The OHCHR’s Management Plan for 2012-2013 reflects our commitment to the Special Procedures in our six thematic strategy areas. One of these focuses on strengthening human rights mechanisms - including the Special Procedures. The work of Special Procedures has also shaped the development of the other thematic strategies, namely: migration, non-discrimination, impunity and the rule of law, armed conflict, and the protection of economic, social and cultural rights, including the fight against inequality and poverty.
OHCHR collectively here in headquarters, in New York and in the field, endeavours to work with you constructively and in a spirit of professionalism, trust and integrity, providing support that ranges from policy and legal advice to strategic guidance and operational, administrative and procedural assistance. We do this in a context of limited regular and extra-budgetary resources.
We will continue to work closely with all policy making organs and interested partners to ensure continuing political support for the Special Procedures system and your independence, as well as financial resources to support your activities. OHCHR is staffed by a group of highly talented, skilled and devoted individuals who will work with you in a spirit of mutual respect. They will learn from you, and feel privileged to contribute to your work.
This Induction Session will familiarise you with the working methods of the Special Procedures, the OHCHR mandate and activities and the support provided to your work as well as relevant UN rules and regulations and administrative procedures. It will also address working relations with the States in the Human Rights Council, and the media focusing on the communication skills expected of the mandate holders. During the coming days, you will meet with ambassadors, current and former mandate holders, as well as OHCHR staff who will discuss important practical issues related to your working methods.
Let me conclude by reaffirming our support for your work and our commitment to working closely with you.
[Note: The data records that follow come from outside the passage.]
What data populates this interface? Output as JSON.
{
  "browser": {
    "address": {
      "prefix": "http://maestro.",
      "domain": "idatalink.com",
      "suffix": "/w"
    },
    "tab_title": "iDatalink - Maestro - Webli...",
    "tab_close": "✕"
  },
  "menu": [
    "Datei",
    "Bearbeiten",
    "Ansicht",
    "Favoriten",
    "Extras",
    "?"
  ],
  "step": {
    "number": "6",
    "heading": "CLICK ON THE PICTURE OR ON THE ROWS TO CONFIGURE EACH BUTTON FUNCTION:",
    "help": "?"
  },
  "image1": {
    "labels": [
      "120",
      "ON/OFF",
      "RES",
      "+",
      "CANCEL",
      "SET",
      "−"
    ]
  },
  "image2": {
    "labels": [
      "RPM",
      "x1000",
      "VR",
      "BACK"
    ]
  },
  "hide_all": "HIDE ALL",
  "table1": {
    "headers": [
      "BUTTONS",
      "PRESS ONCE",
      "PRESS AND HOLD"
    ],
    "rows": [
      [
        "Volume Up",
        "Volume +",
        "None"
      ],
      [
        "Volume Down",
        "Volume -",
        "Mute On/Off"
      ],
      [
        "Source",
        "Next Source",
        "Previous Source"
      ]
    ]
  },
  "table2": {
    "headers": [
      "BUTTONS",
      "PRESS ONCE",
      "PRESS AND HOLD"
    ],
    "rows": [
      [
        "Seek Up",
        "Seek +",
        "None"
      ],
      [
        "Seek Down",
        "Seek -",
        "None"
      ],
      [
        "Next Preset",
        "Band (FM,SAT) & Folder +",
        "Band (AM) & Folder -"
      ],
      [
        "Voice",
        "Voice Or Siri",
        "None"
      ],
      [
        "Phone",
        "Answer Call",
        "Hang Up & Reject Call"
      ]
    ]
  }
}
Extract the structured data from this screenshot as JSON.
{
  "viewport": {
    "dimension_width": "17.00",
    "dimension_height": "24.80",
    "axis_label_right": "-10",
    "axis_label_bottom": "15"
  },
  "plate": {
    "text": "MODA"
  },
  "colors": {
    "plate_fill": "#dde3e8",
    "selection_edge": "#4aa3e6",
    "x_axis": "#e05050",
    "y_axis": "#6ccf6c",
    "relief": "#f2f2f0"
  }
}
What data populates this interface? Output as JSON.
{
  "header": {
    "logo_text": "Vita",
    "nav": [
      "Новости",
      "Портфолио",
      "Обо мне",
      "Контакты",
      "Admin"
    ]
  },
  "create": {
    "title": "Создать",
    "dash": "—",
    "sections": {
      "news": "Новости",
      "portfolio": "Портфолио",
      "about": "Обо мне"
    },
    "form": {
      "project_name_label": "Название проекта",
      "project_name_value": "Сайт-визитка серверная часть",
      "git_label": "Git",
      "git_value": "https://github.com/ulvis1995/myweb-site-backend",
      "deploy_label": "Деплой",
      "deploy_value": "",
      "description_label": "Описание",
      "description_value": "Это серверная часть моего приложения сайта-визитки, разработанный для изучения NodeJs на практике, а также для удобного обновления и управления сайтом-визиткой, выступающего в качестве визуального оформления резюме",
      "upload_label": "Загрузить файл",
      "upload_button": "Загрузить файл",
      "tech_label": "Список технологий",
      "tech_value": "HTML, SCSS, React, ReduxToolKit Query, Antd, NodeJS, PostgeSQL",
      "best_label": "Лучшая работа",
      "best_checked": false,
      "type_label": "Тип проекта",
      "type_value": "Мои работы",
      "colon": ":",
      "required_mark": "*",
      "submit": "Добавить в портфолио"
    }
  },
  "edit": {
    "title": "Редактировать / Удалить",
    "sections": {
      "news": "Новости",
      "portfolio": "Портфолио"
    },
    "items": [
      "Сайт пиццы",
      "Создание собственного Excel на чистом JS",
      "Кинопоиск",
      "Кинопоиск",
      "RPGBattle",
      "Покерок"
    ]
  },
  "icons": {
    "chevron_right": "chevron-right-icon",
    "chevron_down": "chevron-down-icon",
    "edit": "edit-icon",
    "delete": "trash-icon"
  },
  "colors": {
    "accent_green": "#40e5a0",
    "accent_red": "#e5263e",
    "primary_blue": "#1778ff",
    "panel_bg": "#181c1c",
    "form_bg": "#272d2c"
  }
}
I wish you a productive and successful session and all the best as you carry out your important mandates.